Jack was born Feb. 9, 1928, in Arley, Texas, grew up in Bovina, Texas, and died Feb. 21, 2008, in Waxahachie, Texas. Known as Dr. Jack, Chief, Mox, O.D. and Cactus Jack, among other affectionate nicknames, Dr. Barnett was an outdoorsman and avid hunter, who was most content when surrounded by his horses and bird dogs. He was equally in his element when surrounded by his medical colleagues and students and he was cherished by his family and many friends. Dr. Barnett received his undergraduate degree from West Texas State College in 1948 and began a long career in education in Canyon, Texas, where he taught chemistry for the next four years. Following acceptance to Southwestern Medical School, he and his family moved to Dallas in 1952, where he also completed his internal medicine internship and residency. From 1958-1960, he was a post-doctoral research fellow of the National Institute of Allergy and Infectious Disease in the Department of Internal Medicine at the University of Texas Southwestern Medical School; he served his final year of fellowship in the Department of Immunology at the University of Pittsburgh School of Medicine. Dr. Barnett returned to the University of Texas Southwestern Medical School in 1961 where he served as co-director of the Infectious Diseases Fellowship Program and chairman of the Division of Public Health and Preventive Medicine and achieved the rank of professor of medicine. He held these positions until 1977 and then spent the next six years engaged in the private practice of medicine. In 1983, Methodist Hospitals of Dallas recruited Dr. Barnett to be chairman of the Department of Internal Medicine, program director of the Internal Medicine Residency Program and medical director of the Infection Control Department. He remained in these roles until 2002, when he served as associate residency program director at Methodist. Dr. Barnett participated in numerous professional organizations throughout his long career and retired from clinical medicine in January 2003. Dr. Barnett was considered a tough and inspiring teacher with a colorful style and his influence is still felt by many. He trained hundreds of residents, many of whom still practice in the state of Texas. The Texas chapter of the American College of Physicians honored Dr. Barnett as a laureate for 2003 and the national chapter made him a laureate in 2007. He was predeceased by his daughter, Sheryl Mercer, in 1997. Survivors include Martha Barnett of Dallas; sons Jeffrey Barnett of Madrid, Spain, and Gary Barnett of Cedar Hill; son-in-law Joaquín Fonollá of Madrid; daughter-in-law Jean Barnett and beloved grandchildren Kevin and Lauren, all of Cedar Hill; Stormy, Tiny and Tripod. The family extends special thanks to Leigh, to Juanita and to Doris, whose long-time collaborations and support have been extraordinary. Funeral services will be held at noon Feb. 23, 2008, at Boze-Mitchell-McKibbin Funeral Home in Waxahachie. A memorial service for Dr. Barnett will also be held at Methodist Central in Oak Cliff at noon March 6, 2008. In lieu of flowers, Mox’s family would welcome donations made to the Jack A. Barnett Professorship Fund within the Dallas Methodist Hospitals Foundation or to Straydog Inc.

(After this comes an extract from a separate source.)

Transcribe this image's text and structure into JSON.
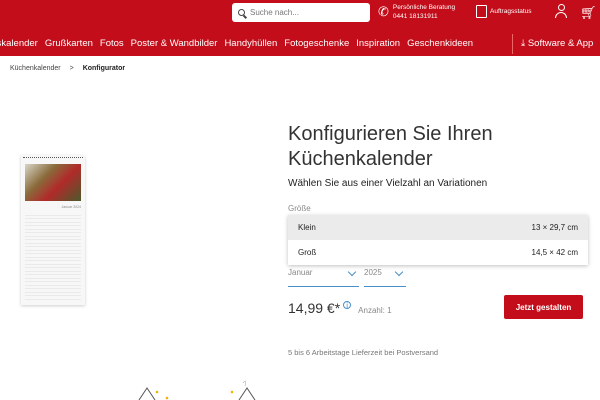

Arrangements are under the direction of Boze-Mitchell-McKibbin Funeral Home in Waxahachie.